I’m not one to bury the lead so I’m happy to say I set a new 5K PR by running 22:37 at the St. Luke’s 5K!
This was the first time I’ve run sub-23:00 and I broke my previous PR by about 30 seconds. I am so incredibly ecstatic to have finally broken through what seemed like a barrier for the past couple races and I’m excited to see what’s to come.
The race itself was really solid. I ran the half marathon last year and didn’t have such a good time but the 5K was perfect. In hilly Pennsylvania, the St. Luke’s 5K is known to be a fast course. I knew it started with a pretty significant downhill, followed by rollers on the out-and-back course, and finished with a slight (kind of steep but short) uphill before dumping runners onto a track where you run about 300 meters into the finish line.
I got to the race with not a whole lot of time to spare but began my warm-up immediately with a few loops around the block near the finish line. I only managed to do about three strides before heading over to the starting area but I wanted to make sure I’d be able to line up closer to the front so I felt that was enough.
I might have been a bit ambitious with my self-seeding but it’s always tough to gauge, especially when there’s a significant amount of younger kids running the race. Regardless, I decided it would be better to get closer to the front than to get jammed up in the middle.
Instead of getting nervous before this race I decided to take a Shalane Flanagan approach to my racing and just go balls to the wall from the beginning. I figured if I blew up later on, at least I tried.
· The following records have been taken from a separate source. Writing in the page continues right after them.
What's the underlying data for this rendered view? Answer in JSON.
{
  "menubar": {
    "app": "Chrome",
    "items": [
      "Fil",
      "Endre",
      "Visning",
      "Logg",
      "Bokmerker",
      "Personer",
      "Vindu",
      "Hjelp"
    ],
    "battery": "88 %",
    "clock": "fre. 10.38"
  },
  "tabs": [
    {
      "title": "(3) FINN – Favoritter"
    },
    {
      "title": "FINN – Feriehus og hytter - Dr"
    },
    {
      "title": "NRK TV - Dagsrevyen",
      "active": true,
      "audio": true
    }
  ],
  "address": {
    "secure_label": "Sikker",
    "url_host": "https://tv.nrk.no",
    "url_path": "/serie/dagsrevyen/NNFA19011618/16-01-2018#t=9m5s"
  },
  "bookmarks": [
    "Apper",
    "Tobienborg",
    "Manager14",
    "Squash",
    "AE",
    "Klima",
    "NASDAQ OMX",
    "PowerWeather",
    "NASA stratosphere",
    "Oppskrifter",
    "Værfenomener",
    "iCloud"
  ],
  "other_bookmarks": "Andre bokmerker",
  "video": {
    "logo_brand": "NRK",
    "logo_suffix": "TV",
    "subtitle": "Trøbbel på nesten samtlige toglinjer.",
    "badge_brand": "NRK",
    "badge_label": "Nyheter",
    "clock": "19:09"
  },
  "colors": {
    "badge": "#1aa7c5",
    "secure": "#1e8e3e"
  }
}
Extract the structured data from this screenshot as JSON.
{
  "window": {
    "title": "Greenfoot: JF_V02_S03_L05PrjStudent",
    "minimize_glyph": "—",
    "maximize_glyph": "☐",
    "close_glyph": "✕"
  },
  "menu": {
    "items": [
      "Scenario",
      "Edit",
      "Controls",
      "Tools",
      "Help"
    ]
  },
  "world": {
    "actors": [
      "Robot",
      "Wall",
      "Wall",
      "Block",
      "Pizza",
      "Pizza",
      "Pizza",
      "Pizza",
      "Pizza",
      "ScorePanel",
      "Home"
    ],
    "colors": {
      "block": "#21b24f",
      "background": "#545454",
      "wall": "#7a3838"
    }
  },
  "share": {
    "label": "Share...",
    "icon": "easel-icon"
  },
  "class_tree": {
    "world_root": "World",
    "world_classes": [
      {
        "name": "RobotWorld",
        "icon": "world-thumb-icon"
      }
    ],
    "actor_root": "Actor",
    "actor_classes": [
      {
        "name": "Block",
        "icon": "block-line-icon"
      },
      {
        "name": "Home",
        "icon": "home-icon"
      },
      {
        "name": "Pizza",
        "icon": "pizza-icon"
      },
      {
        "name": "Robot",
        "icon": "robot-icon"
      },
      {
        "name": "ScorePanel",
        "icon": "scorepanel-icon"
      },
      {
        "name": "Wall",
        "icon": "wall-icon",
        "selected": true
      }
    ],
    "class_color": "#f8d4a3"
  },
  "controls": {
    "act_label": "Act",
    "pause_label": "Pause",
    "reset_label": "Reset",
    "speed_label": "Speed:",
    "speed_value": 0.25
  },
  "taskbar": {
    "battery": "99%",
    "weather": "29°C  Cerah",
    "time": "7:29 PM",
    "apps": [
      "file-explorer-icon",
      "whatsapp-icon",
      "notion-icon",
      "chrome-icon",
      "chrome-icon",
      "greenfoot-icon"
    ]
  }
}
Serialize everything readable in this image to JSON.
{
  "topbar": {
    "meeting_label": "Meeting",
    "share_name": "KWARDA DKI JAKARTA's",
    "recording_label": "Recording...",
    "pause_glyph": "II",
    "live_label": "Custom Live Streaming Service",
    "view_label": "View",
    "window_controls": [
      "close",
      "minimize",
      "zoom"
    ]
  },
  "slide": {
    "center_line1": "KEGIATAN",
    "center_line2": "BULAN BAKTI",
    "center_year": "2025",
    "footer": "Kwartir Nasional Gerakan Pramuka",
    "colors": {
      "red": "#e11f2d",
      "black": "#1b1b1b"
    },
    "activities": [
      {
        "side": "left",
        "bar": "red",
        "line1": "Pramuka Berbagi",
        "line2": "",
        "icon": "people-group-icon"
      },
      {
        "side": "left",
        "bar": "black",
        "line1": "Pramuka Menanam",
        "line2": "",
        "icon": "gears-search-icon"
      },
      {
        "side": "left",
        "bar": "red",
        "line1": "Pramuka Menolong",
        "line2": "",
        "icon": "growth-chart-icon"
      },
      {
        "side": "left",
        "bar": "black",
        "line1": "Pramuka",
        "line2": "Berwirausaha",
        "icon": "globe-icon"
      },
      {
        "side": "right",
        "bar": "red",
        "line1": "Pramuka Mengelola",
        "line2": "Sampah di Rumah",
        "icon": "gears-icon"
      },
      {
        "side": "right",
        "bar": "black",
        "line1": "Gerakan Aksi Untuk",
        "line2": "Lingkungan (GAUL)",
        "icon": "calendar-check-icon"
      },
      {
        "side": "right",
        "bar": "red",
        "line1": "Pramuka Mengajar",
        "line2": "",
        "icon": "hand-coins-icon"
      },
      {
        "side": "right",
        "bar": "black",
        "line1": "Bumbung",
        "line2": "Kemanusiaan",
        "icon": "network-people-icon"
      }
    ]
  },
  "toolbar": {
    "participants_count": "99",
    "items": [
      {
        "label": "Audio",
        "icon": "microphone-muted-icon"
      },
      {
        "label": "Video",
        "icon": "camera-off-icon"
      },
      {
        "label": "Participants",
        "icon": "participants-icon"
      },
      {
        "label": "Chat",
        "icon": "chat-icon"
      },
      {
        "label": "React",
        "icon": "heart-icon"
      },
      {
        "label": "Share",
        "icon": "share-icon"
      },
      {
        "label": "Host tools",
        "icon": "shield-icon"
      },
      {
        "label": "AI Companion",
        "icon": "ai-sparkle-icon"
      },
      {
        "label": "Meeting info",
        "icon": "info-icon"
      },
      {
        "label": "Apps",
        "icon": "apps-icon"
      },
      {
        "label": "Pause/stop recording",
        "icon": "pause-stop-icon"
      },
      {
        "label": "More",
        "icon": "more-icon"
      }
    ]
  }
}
My mantra for this one was the same as Shalane’s—f–k shit up.
When the starting gun went off, I did just that and raced down the downhill letting my legs take me at whatever speed they felt was right. Turns out racing a downhill at the very start of a race is hard. With all the excitement and adrenaline pumping I felt almost as if my legs were getting ahead of me but I tried to keep up as much as possible. Once the road flattened out a bit, I reined it in and settled into a steady pace.
I decided again not to use my watch during this race. I feel like this helps me focus on how I’m really feeling instead of worrying about pace. I don’t know if I’ll keep doing this every 5K I race but I really like the feeling of tuning into my body and listening to what it’s telling me instead of what my GPS says.
I kept a steady pace until the turnaround when I decided to try to pick it up a bit. I was pleasantly surprised when I was able to pick off a few runners on some of the rollers. Hills are usually not my specialty but I think I’ve gotten strong enough where I can really charge up them.
By the time I passed the 2-mile marker on the out-and-back the half marathoners had begun their race and were coming towards the 5Kers. This was a bit tough because it really squeezed the 5K into almost a single file lane, which made any passing or surges hard. Soon enough though the course took us up the final hill and onto the track. At this point, Adam—who was volunteering in the medical tent—was waiting at the top with the rest of the St. Luke’s medical volunteers and I started hearing them cheer my name which gave me a boost of energy for the final trek around the track. I tried for one last surge and as I was coming up on the finish I saw the race clock and knew I was going to break 23 minutes.
I crossed the line at 22:35 (although the official results list me at 22:37) and was thrilled with my time! I feel like breaking 23 minutes has remained elusive to me in the past two 5Ks I’ve done. It always felt in reach but either conditions weren’t great or something was off and it didn’t happen but today it felt easy. Yes, I said easy. I know I had more left in the tank and I know I probably could have run even faster. I still need to practice on getting uncomfortable in the 5K. I think I’m still a little hesitant to reach that point but I know once I do, I’ll be able to really see some improvement.